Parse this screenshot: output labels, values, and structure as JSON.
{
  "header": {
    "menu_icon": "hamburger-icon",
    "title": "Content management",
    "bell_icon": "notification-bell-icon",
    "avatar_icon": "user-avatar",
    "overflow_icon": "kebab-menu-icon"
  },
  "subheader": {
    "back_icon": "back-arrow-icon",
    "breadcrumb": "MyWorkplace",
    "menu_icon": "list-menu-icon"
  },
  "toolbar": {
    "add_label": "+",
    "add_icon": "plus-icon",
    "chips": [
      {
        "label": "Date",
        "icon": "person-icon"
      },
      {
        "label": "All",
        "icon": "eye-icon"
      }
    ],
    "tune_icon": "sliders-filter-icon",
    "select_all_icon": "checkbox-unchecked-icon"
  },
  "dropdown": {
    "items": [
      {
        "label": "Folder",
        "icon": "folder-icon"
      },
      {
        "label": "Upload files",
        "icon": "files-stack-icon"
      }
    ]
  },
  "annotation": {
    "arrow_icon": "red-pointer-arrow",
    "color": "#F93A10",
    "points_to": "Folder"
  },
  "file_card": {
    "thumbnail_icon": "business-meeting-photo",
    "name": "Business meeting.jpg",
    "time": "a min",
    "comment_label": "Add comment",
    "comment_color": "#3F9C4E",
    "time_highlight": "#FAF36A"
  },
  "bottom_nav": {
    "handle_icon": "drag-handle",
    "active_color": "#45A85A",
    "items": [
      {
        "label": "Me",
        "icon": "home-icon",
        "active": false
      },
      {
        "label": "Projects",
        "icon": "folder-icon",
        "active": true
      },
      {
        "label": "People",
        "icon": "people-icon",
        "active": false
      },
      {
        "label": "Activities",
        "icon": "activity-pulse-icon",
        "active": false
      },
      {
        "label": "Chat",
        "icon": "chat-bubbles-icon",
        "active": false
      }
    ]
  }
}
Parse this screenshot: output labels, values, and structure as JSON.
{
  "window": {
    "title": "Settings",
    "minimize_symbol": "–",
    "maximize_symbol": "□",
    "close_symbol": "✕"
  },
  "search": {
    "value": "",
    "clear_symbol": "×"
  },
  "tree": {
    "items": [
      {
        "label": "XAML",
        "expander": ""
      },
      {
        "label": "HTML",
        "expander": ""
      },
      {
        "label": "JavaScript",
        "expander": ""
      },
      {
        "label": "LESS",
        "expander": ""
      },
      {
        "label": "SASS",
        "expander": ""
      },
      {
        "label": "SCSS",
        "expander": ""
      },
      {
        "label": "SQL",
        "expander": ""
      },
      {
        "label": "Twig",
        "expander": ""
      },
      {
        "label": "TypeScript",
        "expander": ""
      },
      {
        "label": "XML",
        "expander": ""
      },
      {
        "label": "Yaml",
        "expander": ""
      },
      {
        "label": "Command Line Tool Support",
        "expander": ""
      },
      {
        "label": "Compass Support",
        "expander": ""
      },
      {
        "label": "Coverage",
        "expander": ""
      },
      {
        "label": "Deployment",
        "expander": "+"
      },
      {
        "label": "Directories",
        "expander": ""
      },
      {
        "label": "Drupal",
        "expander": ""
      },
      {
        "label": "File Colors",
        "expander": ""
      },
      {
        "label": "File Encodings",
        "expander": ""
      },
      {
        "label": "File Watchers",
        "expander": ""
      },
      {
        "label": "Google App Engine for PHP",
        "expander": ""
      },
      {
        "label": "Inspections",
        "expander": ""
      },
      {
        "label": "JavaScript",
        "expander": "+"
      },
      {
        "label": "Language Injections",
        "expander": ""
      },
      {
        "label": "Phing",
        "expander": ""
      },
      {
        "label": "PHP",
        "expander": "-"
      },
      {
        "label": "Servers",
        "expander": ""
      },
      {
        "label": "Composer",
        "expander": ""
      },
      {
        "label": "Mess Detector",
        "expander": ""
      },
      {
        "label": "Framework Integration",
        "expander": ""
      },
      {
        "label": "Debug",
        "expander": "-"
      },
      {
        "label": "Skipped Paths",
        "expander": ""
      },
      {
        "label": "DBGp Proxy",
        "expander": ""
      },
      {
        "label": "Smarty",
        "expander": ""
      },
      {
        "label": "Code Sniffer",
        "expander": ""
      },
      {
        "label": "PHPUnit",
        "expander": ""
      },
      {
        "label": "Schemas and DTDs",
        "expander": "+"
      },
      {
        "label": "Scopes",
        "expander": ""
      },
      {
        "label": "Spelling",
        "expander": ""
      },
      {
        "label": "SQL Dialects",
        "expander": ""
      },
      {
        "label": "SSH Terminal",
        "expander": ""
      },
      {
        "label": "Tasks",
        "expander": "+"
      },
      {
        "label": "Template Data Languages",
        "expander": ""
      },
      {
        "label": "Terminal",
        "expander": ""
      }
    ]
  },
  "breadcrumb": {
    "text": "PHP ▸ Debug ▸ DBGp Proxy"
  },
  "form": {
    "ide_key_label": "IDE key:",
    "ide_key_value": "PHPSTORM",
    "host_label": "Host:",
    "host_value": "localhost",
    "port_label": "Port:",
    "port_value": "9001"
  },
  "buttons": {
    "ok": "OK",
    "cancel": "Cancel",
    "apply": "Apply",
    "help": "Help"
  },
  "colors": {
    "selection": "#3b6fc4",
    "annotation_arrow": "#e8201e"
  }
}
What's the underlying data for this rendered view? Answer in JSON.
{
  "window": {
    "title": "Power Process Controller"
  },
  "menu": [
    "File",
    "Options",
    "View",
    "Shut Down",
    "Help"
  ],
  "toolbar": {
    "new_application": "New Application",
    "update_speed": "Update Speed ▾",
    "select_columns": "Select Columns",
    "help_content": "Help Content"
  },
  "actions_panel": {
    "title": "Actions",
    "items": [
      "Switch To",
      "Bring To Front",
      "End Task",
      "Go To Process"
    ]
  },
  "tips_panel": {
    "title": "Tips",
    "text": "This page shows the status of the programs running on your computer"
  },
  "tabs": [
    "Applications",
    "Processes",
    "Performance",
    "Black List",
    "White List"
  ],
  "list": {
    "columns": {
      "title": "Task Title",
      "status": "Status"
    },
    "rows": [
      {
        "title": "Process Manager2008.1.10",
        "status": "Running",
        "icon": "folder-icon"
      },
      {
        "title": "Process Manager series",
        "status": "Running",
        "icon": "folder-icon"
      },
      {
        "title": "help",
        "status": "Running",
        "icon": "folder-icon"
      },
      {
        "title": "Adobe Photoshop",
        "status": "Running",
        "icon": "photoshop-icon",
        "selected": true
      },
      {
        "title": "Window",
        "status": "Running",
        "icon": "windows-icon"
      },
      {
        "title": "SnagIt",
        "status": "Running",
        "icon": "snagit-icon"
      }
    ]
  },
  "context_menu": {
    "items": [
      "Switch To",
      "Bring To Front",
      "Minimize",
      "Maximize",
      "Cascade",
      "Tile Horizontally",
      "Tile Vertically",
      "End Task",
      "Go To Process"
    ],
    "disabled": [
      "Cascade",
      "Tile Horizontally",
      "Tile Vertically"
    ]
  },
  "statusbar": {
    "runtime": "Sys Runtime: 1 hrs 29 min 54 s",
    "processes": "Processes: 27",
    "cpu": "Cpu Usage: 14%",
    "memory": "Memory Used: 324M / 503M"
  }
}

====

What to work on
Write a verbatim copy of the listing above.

Task response
Parse this screenshot: output labels, values, and structure as JSON.
{
  "header": {
    "menu_icon": "hamburger-icon",
    "title": "Content management",
    "bell_icon": "notification-bell-icon",
    "avatar_icon": "user-avatar",
    "overflow_icon": "kebab-menu-icon"
  },
  "subheader": {
    "back_icon": "back-arrow-icon",
    "breadcrumb": "MyWorkplace",
    "menu_icon": "list-menu-icon"
  },
  "toolbar": {
    "add_label": "+",
    "add_icon": "plus-icon",
    "chips": [
      {
        "label": "Date",
        "icon": "person-icon"
      },
      {
        "label": "All",
        "icon": "eye-icon"
      }
    ],
    "tune_icon": "sliders-filter-icon",
    "select_all_icon": "checkbox-unchecked-icon"
  },
  "dropdown": {
    "items": [
      {
        "label": "Folder",
        "icon": "folder-icon"
      },
      {
        "label": "Upload files",
        "icon": "files-stack-icon"
      }
    ]
  },
  "annotation": {
    "arrow_icon": "red-pointer-arrow",
    "color": "#F93A10",
    "points_to": "Folder"
  },
  "file_card": {
    "thumbnail_icon": "business-meeting-photo",
    "name": "Business meeting.jpg",
    "time": "a min",
    "comment_label": "Add comment",
    "comment_color": "#3F9C4E",
    "time_highlight": "#FAF36A"
  },
  "bottom_nav": {
    "handle_icon": "drag-handle",
    "active_color": "#45A85A",
    "items": [
      {
        "label": "Me",
        "icon": "home-icon",
        "active": false
      },
      {
        "label": "Projects",
        "icon": "folder-icon",
        "active": true
      },
      {
        "label": "People",
        "icon": "people-icon",
        "active": false
      },
      {
        "label": "Activities",
        "icon": "activity-pulse-icon",
        "active": false
      },
      {
        "label": "Chat",
        "icon": "chat-bubbles-icon",
        "active": false
      }
    ]
  }
}
Parse this screenshot: output labels, values, and structure as JSON.
{
  "window": {
    "title": "Settings",
    "minimize_symbol": "–",
    "maximize_symbol": "□",
    "close_symbol": "✕"
  },
  "search": {
    "value": "",
    "clear_symbol": "×"
  },
  "tree": {
    "items": [
      {
        "label": "XAML",
        "expander": ""
      },
      {
        "label": "HTML",
        "expander": ""
      },
      {
        "label": "JavaScript",
        "expander": ""
      },
      {
        "label": "LESS",
        "expander": ""
      },
      {
        "label": "SASS",
        "expander": ""
      },
      {
        "label": "SCSS",
        "expander": ""
      },
      {
        "label": "SQL",
        "expander": ""
      },
      {
        "label": "Twig",
        "expander": ""
      },
      {
        "label": "TypeScript",
        "expander": ""
      },
      {
        "label": "XML",
        "expander": ""
      },
      {
        "label": "Yaml",
        "expander": ""
      },
      {
        "label": "Command Line Tool Support",
        "expander": ""
      },
      {
        "label": "Compass Support",
        "expander": ""
      },
      {
        "label": "Coverage",
        "expander": ""
      },
      {
        "label": "Deployment",
        "expander": "+"
      },
      {
        "label": "Directories",
        "expander": ""
      },
      {
        "label": "Drupal",
        "expander": ""
      },
      {
        "label": "File Colors",
        "expander": ""
      },
      {
        "label": "File Encodings",
        "expander": ""
      },
      {
        "label": "File Watchers",
        "expander": ""
      },
      {
        "label": "Google App Engine for PHP",
        "expander": ""
      },
      {
        "label": "Inspections",
        "expander": ""
      },
      {
        "label": "JavaScript",
        "expander": "+"
      },
      {
        "label": "Language Injections",
        "expander": ""
      },
      {
        "label": "Phing",
        "expander": ""
      },
      {
        "label": "PHP",
        "expander": "-"
      },
      {
        "label": "Servers",
        "expander": ""
      },
      {
        "label": "Composer",
        "expander": ""
      },
      {
        "label": "Mess Detector",
        "expander": ""
      },
      {
        "label": "Framework Integration",
        "expander": ""
      },
      {
        "label": "Debug",
        "expander": "-"
      },
      {
        "label": "Skipped Paths",
        "expander": ""
      },
      {
        "label": "DBGp Proxy",
        "expander": ""
      },
      {
        "label": "Smarty",
        "expander": ""
      },
      {
        "label": "Code Sniffer",
        "expander": ""
      },
      {
        "label": "PHPUnit",
        "expander": ""
      },
      {
        "label": "Schemas and DTDs",
        "expander": "+"
      },
      {
        "label": "Scopes",
        "expander": ""
      },
      {
        "label": "Spelling",
        "expander": ""
      },
      {
        "label": "SQL Dialects",
        "expander": ""
      },
      {
        "label": "SSH Terminal",
        "expander": ""
      },
      {
        "label": "Tasks",
        "expander": "+"
      },
      {
        "label": "Template Data Languages",
        "expander": ""
      },
      {
        "label": "Terminal",
        "expander": ""
      }
    ]
  },
  "breadcrumb": {
    "text": "PHP ▸ Debug ▸ DBGp Proxy"
  },
  "form": {
    "ide_key_label": "IDE key:",
    "ide_key_value": "PHPSTORM",
    "host_label": "Host:",
    "host_value": "localhost",
    "port_label": "Port:",
    "port_value": "9001"
  },
  "buttons": {
    "ok": "OK",
    "cancel": "Cancel",
    "apply": "Apply",
    "help": "Help"
  },
  "colors": {
    "selection": "#3b6fc4",
    "annotation_arrow": "#e8201e"
  }
}
What's the underlying data for this rendered view? Answer in JSON.
{
  "window": {
    "title": "Power Process Controller"
  },
  "menu": [
    "File",
    "Options",
    "View",
    "Shut Down",
    "Help"
  ],
  "toolbar": {
    "new_application": "New Application",
    "update_speed": "Update Speed ▾",
    "select_columns": "Select Columns",
    "help_content": "Help Content"
  },
  "actions_panel": {
    "title": "Actions",
    "items": [
      "Switch To",
      "Bring To Front",
      "End Task",
      "Go To Process"
    ]
  },
  "tips_panel": {
    "title": "Tips",
    "text": "This page shows the status of the programs running on your computer"
  },
  "tabs": [
    "Applications",
    "Processes",
    "Performance",
    "Black List",
    "White List"
  ],
  "list": {
    "columns": {
      "title": "Task Title",
      "status": "Status"
    },
    "rows": [
      {
        "title": "Process Manager2008.1.10",
        "status": "Running",
        "icon": "folder-icon"
      },
      {
        "title": "Process Manager series",
        "status": "Running",
        "icon": "folder-icon"
      },
      {
        "title": "help",
        "status": "Running",
        "icon": "folder-icon"
      },
      {
        "title": "Adobe Photoshop",
        "status": "Running",
        "icon": "photoshop-icon",
        "selected": true
      },
      {
        "title": "Window",
        "status": "Running",
        "icon": "windows-icon"
      },
      {
        "title": "SnagIt",
        "status": "Running",
        "icon": "snagit-icon"
      }
    ]
  },
  "context_menu": {
    "items": [
      "Switch To",
      "Bring To Front",
      "Minimize",
      "Maximize",
      "Cascade",
      "Tile Horizontally",
      "Tile Vertically",
      "End Task",
      "Go To Process"
    ],
    "disabled": [
      "Cascade",
      "Tile Horizontally",
      "Tile Vertically"
    ]
  },
  "statusbar": {
    "runtime": "Sys Runtime: 1 hrs 29 min 54 s",
    "processes": "Processes: 27",
    "cpu": "Cpu Usage: 14%",
    "memory": "Memory Used: 324M / 503M"
  }
}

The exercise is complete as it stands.